dvorak new world symphony, eerily modified, with FUCKING ELECTRIC GUITAR SOLO!!!!!
I'm not one to like to prejudge things, or give in too much of a definitive judgement before I've seen something in it's entirety (or at least majority), so what I'm about to say is unusual for me and therefore testament to the magnitude of the impression I got from a single episode:
From The New World appears like it's going to be something truly great; the 'appears once every few years' kind of great, or the 'joins the ranks with a select few of my favorites' great. Why? Well, it just succeeds on a lot of levels.
The animation is great, especially during the fable section (that monster was COOL! It had a liquid and gaseous quality to it, warping spastically but fluidly as it just kind of slid around very rapidly, leaking trails of pyretic ooze.).
The music is awesome, especially in the opening credits section, where a choir sings a hauntingly altered version of Dvorak's 9th "new world" symphony (I see what they did there lol), over which soars a breakneck electric guitar solo.
From a story perspective, it seems like interesting things are in store. I was amazed by how much the show told us about the setting, and how it didn't have to do it explicitly. I particularly liked she school kids talking about their mostly inscrutible to us subjects. In a society run by the 'gravity' and not mechanical technology as current humans understand it, we don't share too much context with them, so what they're doing is a bit opaque, but you can figure a little bit of it out, and that's what's so cool.

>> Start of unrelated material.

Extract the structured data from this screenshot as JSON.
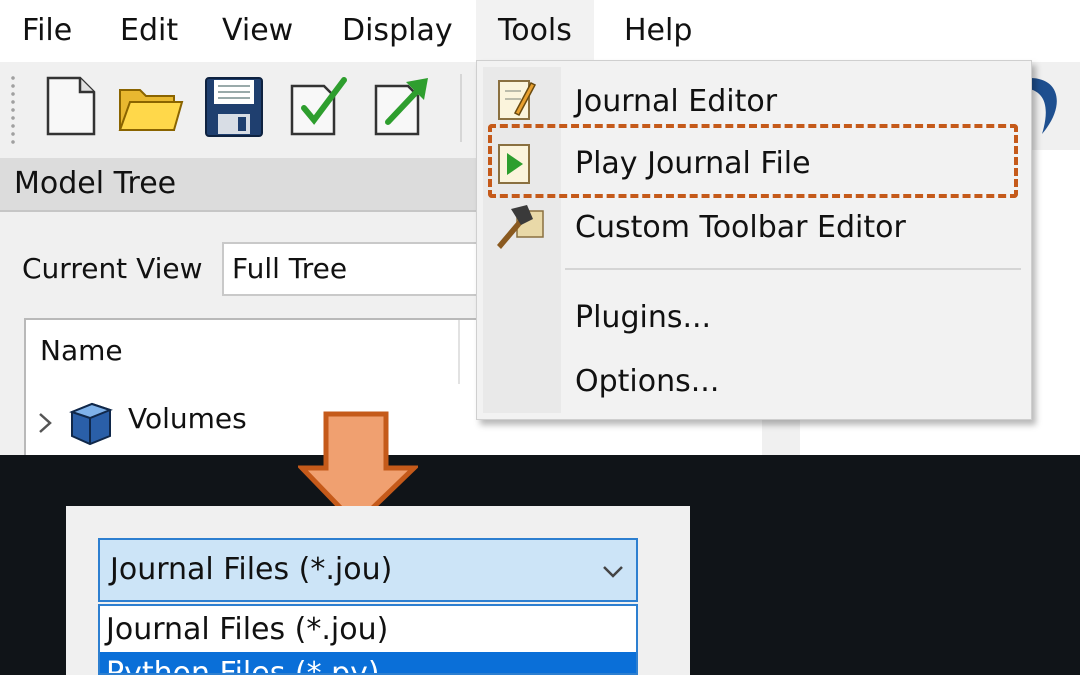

Another thing that struck me was the shot composition. The director/storyboard artist knew what they were doing in a way that most creators of visual media do not. The best example was probably in the introduction, during the part where the 'camera' is spastically going in and out of focus (maybe a little TOO spastically but I digress), there is a certain shot in which we see a school classroom, probably middle school or high school. You see the setting sun through the window, and see how there are few students in the classroom, indicating that school is over and there are just a few people left over there. Suddenly, two of the students are hit by an invisibe blast and just [expletive] disintigrate. The camera cuts before we even get to see anyone's reaction to this, emphasizing how fast things go wrong when they do. The best part about it was the subtlety of how it was shot; the shot didn't seem like it was showing that happen, it was more like it was showing that place, in which that thing happened, if you understand what I'm saying as the difference.
The bottom line is, this show has a certain nuanced showmanship about it that, whether or not it turns out to be ultimately good (though I think it probably will be), it seems to be wanting to be and deserving to be the subject of serious criticism and thought, which is rare for a story in any medium.

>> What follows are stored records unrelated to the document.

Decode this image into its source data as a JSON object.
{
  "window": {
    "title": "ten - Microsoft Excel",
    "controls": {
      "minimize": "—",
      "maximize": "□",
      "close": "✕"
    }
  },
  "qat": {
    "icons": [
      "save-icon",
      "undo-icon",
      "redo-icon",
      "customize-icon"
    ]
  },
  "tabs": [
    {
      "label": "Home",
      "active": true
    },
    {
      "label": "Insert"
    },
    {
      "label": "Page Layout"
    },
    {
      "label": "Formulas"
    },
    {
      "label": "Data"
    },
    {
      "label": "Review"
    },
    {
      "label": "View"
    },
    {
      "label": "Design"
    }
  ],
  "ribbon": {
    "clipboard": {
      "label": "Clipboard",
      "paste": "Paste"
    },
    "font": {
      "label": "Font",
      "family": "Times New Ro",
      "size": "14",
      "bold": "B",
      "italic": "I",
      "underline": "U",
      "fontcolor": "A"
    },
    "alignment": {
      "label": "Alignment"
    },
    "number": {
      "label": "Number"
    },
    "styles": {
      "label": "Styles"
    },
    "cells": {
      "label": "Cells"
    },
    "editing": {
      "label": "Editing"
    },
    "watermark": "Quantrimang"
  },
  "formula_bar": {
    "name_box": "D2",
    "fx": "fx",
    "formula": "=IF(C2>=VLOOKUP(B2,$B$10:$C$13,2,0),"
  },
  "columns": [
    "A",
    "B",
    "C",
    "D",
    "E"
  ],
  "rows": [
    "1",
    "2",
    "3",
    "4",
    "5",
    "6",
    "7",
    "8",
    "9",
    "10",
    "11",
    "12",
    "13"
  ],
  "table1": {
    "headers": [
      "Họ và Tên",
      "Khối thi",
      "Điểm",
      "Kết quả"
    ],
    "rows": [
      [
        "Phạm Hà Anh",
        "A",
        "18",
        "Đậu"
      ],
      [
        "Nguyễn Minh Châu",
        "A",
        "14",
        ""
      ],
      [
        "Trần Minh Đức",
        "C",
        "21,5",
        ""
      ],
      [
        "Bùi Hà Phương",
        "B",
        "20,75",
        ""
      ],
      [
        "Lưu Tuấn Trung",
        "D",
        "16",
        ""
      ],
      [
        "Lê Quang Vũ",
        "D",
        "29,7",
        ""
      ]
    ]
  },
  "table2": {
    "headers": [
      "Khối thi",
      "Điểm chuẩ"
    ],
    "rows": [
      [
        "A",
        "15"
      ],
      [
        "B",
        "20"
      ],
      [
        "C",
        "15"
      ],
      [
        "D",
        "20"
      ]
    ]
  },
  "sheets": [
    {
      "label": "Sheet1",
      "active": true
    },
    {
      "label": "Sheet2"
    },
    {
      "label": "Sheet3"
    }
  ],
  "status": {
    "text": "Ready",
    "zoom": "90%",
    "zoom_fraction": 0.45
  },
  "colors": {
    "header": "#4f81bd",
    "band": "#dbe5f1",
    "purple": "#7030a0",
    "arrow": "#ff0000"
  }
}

As for the sealing of the powers, what i think happened was after bad things started happening in modern times because this 'gravity' phenomenon started to manifest, a hasty defense mechanism was created, in which once the ability manifested in a child, it was sealed and the child educated about how to use and control it, and this ritual over time became entrenched in the culture but people forgot the reason behind it. as for the cat getting rid of children who do not have the ability, or who have it weakly, either there's some sinister eugenics type of thing going on or in the new world, the power is needed to defend against the flora and fauna of the new earth which have this ability as well.